Where next for global investment markets…
Given that recent stock market performance has been volatile and economic forecasts poor we’d only be human to ask where all this is heading?
In this regard, as investors, we’d be wise to take a leaf out of Warren Buffett’s book. Whatever you think of the world’s best-known investor, you cannot knock his faith in capitalism and the long term benefits of investing in the real economy.
He points out over the long-term how strongly the odds are stacked in our favour; how short-term distress should not cloud our long-term vision; and how futile it is to try to time entry and exit points in the market. All this sound familiar?
There is also the point that the stock market and economy do not always move in tandem.
Although the UK economy remains one of the strongest in the developed world, its stock market fell by 2.3 per cent (in the year to October 2015) whereas the globally-diversified developed world index returned a positive 2.27 per cent.
So what can we learn from this?

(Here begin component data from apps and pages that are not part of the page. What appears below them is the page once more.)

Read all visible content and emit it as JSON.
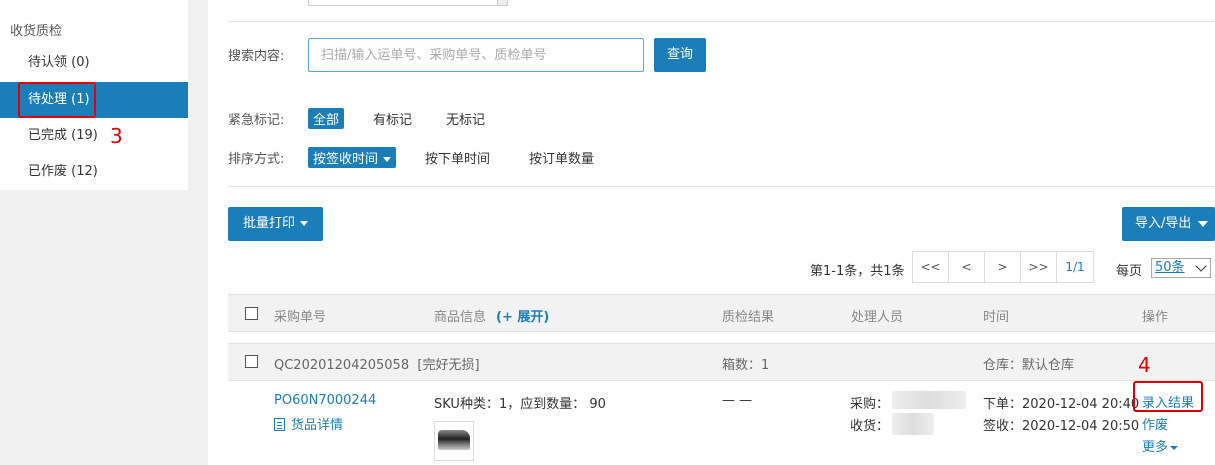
{
  "sidebar": {
    "title": "收货质检",
    "items": [
      {
        "label": "待认领 (0)"
      },
      {
        "label": "待处理 (1)"
      },
      {
        "label": "已完成 (19)"
      },
      {
        "label": "已作废 (12)"
      }
    ],
    "annotation": "3"
  },
  "search": {
    "label": "搜索内容:",
    "placeholder": "扫描/输入运单号、采购单号、质检单号",
    "button": "查询"
  },
  "urgency": {
    "label": "紧急标记:",
    "options": [
      "全部",
      "有标记",
      "无标记"
    ],
    "selected": "全部"
  },
  "sort": {
    "label": "排序方式:",
    "options": [
      "按签收时间",
      "按下单时间",
      "按订单数量"
    ],
    "selected": "按签收时间"
  },
  "toolbar": {
    "batch_print": "批量打印",
    "import_export": "导入/导出"
  },
  "pagination": {
    "info": "第1-1条，共1条",
    "buttons": [
      "<<",
      "<",
      ">",
      ">>",
      "1/1"
    ],
    "per_page_label": "每页",
    "per_page_value": "50条"
  },
  "table": {
    "columns": {
      "po": "采购单号",
      "product": "商品信息",
      "expand": "(+ 展开)",
      "qc_result": "质检结果",
      "handler": "处理人员",
      "time": "时间",
      "action": "操作"
    },
    "group": {
      "qc_no": "QC20201204205058",
      "condition": "[完好无损]",
      "boxes": "箱数：1",
      "warehouse": "仓库：默认仓库"
    },
    "row": {
      "po_no": "PO60N7000244",
      "goods_detail": "货品详情",
      "sku": "SKU种类：1，应到数量： 90",
      "qc_result": "— —",
      "purchaser_label": "采购：",
      "receiver_label": "收货：",
      "order_time": "下单：2020-12-04 20:40",
      "sign_time": "签收：2020-12-04 20:50",
      "actions": {
        "enter_result": "录入结果",
        "void": "作废",
        "more": "更多"
      }
    },
    "annotation": "4"
  },
  "colors": {
    "primary": "#1c7eb9",
    "highlight": "#e30000"
  }
}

Firstly, reading too much into economic forecasts is a bad thing…they are notoriously unreliable and as we see above aren’t necessarily a predictor of the near future. Instead rather than going through the futile task of trying to predict which asset class or country to invest in the simple (and best) solution is to own “all of them”, or as many as is practically possible. The reason for this is that it is impossible to predict which will do the best from one year to the next (this point is colourfully illustrated in the image above, which we call “The Randomness of Returns”).
The table ranks historical annual stock market performance in GBP for different developed and emerging markets from highest to lowest in each year. Each colour corresponds to a different country and the patchwork dispersion of colours shows no predictable pattern in either the developed or emerging markets.
Holding investments in many different countries (and asset classes) broadens the potential opportunities available to you and can help to reduce the overall risk of your investments. Global diversification, as you know, is an important consideration when we construct our investment portfolios and the past year, like most years, was a good example of why.
Investors who follow a structured, diversified strategy are therefore more likely to capture the returns wherever they happen to occur in any given year. This diversified strategy also reduces the risk of being too heavily invested in any one country or asset class that happens to perform particularly badly in any given year.
Source: All data sourced from Dimensional’s Matrix Book, 2015, and Dimensional’s returns programme. MSCI world index (gross dividends) with at least 25 years of data. MSCI data copyright MSCI 2015, all rights reserved. Economic data from Knoema World GDP Ranking 2015.